How impressive is that! You basically eliminated the order taking and transaction time previously needed for a walkup order, and allow many more orders to come in as people check out by themselves on their phone. As we continue to shift to a cashless environment, mobile will continue to grow from making up less than 3% of transactions pre-COVID to now 30%-100% of total F&B revenue post-COVID. On average our partners have been processing about 50% or more of all food and drink orders through the FanFood mobile platform.
3. Do you plan to deliver orders to the customers?
If you are planning to offer delivery services, it’s slightly more challenging to staff appropriately as there’s no blanket solution. It will depend on how far a runner needs to go to make a delivery, and how long it takes to prepare each delivery order. Again, that time would vary from venue to venue, and from stand to stand.
Our recommendation is to limit which sections of your venue or facility can offer delivery services, so that you are not overwhelmed by too many orders and not enough runners to deliver them. You should also strategically pick the sections where delivery orders are allowed, for example perhaps stands near VIP guest sections, or stands with a path of least resistance to the seats.
In doing so, we’ve typically seen partners being able to have one runner matched to every 5 orders expected out of a single concession stand. This ratio should not be taken as a it is, but serves as a good guide as you think about how many runners you might need for the order volume you anticipate. Also, you don’t want your deliveries to take more than 25 minutes from the time the order is placed, to the time the customer receives the order. We’ve realized that 25 minutes is the threshold which if surpassed, would more likely result in customer complaints and the quality of the premium service you set out to achieve.

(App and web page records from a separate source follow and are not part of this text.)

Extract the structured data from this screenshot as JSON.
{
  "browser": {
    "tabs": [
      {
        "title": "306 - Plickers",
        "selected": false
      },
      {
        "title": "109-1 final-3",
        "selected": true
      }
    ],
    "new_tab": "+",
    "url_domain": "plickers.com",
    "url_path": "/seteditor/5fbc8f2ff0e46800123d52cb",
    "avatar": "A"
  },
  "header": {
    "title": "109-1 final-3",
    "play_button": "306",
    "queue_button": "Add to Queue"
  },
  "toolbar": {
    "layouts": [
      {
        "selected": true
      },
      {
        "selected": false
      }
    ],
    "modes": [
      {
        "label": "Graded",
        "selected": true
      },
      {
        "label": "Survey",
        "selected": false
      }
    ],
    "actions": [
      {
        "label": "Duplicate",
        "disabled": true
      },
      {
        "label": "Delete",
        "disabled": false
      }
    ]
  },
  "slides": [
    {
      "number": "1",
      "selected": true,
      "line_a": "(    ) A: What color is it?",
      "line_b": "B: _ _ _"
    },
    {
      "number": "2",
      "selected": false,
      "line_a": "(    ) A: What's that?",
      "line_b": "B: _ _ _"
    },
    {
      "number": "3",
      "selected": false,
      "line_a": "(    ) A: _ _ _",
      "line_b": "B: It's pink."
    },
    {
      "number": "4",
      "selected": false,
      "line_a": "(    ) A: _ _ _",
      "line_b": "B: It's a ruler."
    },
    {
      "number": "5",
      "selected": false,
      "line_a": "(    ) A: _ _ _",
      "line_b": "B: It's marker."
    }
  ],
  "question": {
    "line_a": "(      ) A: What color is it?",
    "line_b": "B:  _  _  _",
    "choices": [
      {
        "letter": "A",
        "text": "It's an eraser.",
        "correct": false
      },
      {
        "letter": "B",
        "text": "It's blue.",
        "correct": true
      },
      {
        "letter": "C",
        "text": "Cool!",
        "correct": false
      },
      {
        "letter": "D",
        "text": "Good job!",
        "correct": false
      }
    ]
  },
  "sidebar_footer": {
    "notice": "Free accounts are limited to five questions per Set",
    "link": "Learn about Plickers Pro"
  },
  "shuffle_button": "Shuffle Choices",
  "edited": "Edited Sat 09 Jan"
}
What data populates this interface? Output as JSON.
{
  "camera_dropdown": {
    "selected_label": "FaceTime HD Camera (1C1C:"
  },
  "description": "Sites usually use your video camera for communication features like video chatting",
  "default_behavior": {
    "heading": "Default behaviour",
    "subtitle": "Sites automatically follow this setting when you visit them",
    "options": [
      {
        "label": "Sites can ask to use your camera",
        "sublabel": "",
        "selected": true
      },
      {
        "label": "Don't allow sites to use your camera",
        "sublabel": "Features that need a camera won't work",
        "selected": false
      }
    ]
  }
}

In conclusion, technology can help you staff smarter and economize in the long run. The software isn’t a silver bullet; you have to adjust your operational model accordingly to make the most out of the platform. With each partner that we bring on, our Customer Success team works hand-on with every venue to make sure they’re set up for success with our platform, including recommending best practices around how to set up a digital menu, which stands to roll out what services at, and how to staff each stand.
If you’d like to talk about how FanFood could work at your facility, get in touch or see a demo by submitting the form here. We’d be more than happy to walk you through our system.